Website and app data records
[Start of Attachment]
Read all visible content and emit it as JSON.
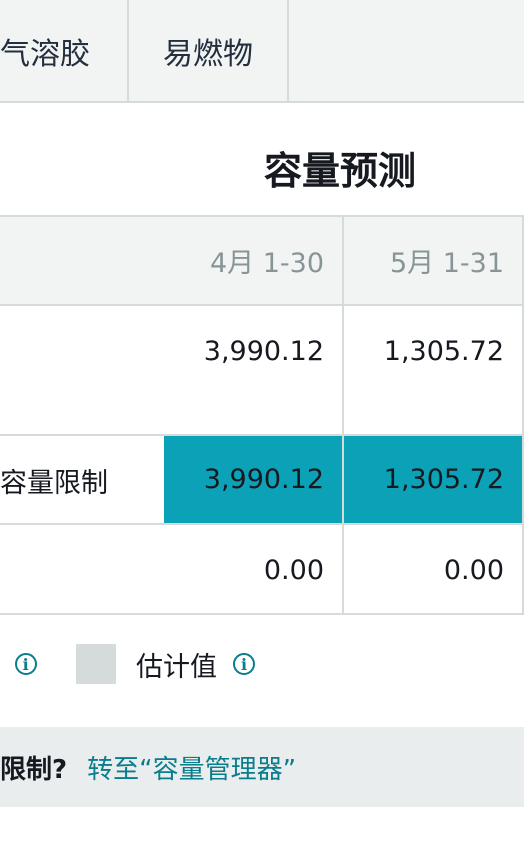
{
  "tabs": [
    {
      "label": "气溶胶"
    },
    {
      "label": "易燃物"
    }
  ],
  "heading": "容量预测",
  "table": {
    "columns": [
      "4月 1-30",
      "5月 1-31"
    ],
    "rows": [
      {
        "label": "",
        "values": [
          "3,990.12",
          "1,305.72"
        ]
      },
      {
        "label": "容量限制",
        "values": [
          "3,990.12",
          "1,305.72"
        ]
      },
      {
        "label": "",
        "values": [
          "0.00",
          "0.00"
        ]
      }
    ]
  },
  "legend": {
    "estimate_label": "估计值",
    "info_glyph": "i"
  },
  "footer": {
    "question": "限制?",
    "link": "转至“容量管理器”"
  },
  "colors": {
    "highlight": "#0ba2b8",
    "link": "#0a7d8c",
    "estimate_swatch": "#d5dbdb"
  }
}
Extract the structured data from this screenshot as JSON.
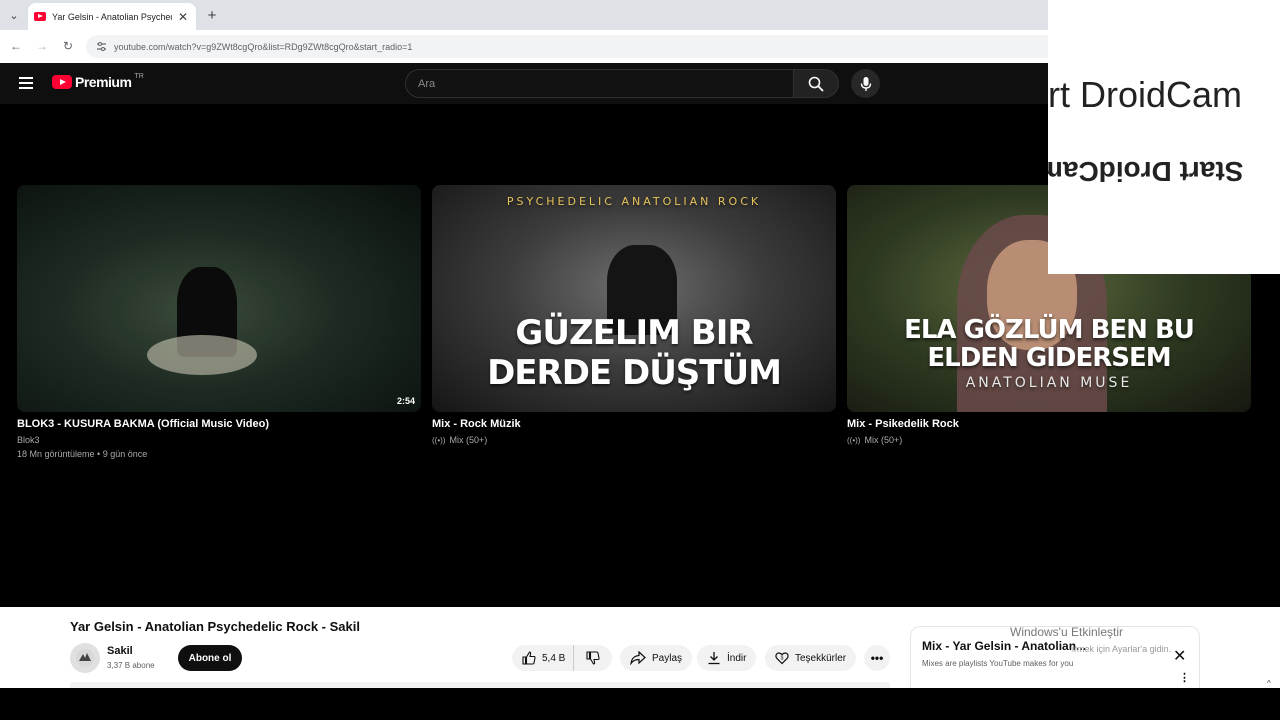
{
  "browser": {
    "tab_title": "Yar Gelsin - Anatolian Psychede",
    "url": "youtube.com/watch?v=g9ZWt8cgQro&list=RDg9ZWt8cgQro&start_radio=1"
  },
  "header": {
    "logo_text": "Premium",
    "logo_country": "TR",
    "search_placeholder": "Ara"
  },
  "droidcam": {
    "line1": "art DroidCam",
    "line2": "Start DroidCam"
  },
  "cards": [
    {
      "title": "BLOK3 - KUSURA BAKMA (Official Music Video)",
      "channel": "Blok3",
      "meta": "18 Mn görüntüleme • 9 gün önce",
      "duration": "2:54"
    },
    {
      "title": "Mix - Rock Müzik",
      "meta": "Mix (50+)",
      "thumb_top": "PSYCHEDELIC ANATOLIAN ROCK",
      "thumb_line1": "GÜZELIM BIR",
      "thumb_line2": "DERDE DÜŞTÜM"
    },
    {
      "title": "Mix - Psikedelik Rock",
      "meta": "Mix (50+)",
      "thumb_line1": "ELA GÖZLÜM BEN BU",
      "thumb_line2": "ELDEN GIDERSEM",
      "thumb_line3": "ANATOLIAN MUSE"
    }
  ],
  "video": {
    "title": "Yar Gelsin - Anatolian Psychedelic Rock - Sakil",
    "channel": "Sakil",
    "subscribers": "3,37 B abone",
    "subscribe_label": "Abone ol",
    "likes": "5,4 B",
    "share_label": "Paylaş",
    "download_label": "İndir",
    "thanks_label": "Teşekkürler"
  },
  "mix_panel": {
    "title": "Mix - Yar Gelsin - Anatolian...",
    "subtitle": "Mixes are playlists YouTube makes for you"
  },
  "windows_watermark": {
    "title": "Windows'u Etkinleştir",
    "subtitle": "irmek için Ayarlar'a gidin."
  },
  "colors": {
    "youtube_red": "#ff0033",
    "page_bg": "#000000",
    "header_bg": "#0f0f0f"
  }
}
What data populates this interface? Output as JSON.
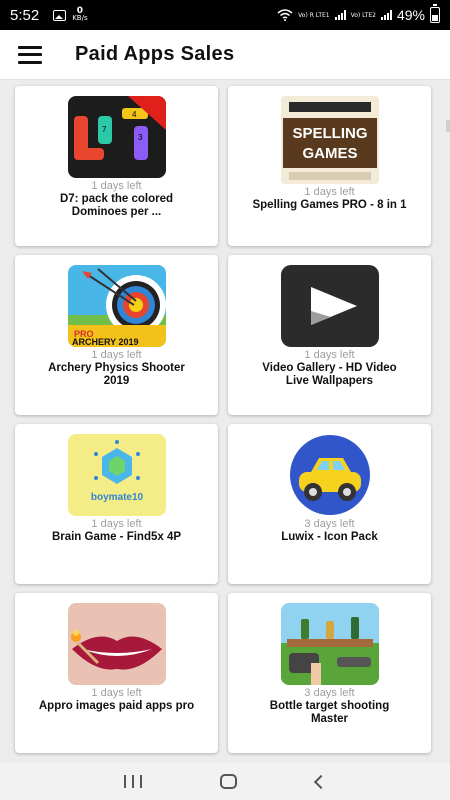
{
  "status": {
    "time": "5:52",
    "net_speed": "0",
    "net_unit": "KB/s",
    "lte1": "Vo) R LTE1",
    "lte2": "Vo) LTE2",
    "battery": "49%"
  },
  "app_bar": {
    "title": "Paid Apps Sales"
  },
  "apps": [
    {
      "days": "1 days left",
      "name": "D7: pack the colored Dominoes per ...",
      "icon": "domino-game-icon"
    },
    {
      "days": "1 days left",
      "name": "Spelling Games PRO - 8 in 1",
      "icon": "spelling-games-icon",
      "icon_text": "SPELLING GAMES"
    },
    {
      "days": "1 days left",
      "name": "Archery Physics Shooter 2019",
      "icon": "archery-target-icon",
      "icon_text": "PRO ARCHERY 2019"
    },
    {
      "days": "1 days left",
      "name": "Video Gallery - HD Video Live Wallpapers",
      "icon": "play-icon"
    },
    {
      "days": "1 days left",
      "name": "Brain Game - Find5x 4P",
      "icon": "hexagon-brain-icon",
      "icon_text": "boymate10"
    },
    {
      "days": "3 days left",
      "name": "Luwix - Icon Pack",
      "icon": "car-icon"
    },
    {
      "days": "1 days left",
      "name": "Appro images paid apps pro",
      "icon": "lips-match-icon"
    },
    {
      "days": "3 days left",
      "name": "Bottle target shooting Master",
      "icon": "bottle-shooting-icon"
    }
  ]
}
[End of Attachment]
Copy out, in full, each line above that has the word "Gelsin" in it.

**Exercise result**
    "tab_title": "Yar Gelsin - Anatolian Psychede",
    "title": "Yar Gelsin - Anatolian Psychedelic Rock - Sakil",
    "title": "Mix - Yar Gelsin - Anatolian...",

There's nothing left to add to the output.